*** Begin section ***

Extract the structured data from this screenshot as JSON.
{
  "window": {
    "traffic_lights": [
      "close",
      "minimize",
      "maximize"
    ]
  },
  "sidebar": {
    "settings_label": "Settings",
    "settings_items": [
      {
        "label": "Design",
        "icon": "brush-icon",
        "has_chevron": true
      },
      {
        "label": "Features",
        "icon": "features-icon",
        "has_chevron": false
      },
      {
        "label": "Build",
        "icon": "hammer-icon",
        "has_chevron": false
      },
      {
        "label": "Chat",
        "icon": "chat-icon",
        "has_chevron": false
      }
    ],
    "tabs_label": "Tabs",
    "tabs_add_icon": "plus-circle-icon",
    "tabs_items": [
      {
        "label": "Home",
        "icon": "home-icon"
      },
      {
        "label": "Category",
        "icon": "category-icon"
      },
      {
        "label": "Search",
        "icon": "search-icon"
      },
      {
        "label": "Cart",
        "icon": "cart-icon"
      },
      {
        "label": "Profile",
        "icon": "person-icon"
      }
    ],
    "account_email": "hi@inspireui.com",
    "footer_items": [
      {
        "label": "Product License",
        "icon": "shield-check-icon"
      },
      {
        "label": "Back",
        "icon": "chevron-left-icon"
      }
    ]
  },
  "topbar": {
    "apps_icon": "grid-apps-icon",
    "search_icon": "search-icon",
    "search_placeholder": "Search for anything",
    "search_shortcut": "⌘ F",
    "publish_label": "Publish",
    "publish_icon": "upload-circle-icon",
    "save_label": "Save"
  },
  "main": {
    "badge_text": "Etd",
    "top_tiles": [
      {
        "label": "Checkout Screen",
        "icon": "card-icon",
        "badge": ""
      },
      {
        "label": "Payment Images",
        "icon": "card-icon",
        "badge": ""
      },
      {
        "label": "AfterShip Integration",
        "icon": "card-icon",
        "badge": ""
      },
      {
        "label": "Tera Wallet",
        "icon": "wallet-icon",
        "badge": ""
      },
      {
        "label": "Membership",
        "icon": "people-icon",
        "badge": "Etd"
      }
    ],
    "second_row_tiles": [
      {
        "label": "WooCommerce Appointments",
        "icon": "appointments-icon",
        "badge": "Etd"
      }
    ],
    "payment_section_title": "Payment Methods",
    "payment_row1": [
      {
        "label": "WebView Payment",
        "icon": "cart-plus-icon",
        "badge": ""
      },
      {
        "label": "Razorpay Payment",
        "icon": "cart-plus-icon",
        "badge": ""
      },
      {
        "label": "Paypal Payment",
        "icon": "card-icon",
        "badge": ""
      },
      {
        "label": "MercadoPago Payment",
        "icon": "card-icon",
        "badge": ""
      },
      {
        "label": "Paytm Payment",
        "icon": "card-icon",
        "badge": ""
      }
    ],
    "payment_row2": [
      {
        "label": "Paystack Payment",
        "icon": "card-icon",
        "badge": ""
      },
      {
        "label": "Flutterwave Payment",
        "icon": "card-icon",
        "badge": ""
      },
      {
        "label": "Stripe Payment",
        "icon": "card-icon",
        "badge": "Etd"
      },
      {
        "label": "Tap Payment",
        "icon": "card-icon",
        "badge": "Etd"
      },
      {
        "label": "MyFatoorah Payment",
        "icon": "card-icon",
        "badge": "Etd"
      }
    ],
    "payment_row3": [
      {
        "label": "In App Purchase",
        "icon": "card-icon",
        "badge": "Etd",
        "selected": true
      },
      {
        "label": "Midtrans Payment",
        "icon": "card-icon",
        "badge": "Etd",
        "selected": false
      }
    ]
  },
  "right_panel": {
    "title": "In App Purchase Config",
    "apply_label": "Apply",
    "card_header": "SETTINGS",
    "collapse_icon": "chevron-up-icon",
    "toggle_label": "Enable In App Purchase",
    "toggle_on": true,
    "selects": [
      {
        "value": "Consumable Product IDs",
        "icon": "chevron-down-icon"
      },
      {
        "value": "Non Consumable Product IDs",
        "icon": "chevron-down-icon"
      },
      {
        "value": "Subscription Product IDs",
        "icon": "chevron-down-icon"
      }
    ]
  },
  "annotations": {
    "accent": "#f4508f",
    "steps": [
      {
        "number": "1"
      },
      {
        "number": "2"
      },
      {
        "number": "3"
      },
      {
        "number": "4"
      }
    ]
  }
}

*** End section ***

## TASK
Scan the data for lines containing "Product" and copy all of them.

## RESULT OF THE EXERCISE
        "label": "Product License",
        "value": "Consumable Product IDs",
        "value": "Non Consumable Product IDs",
        "value": "Subscription Product IDs",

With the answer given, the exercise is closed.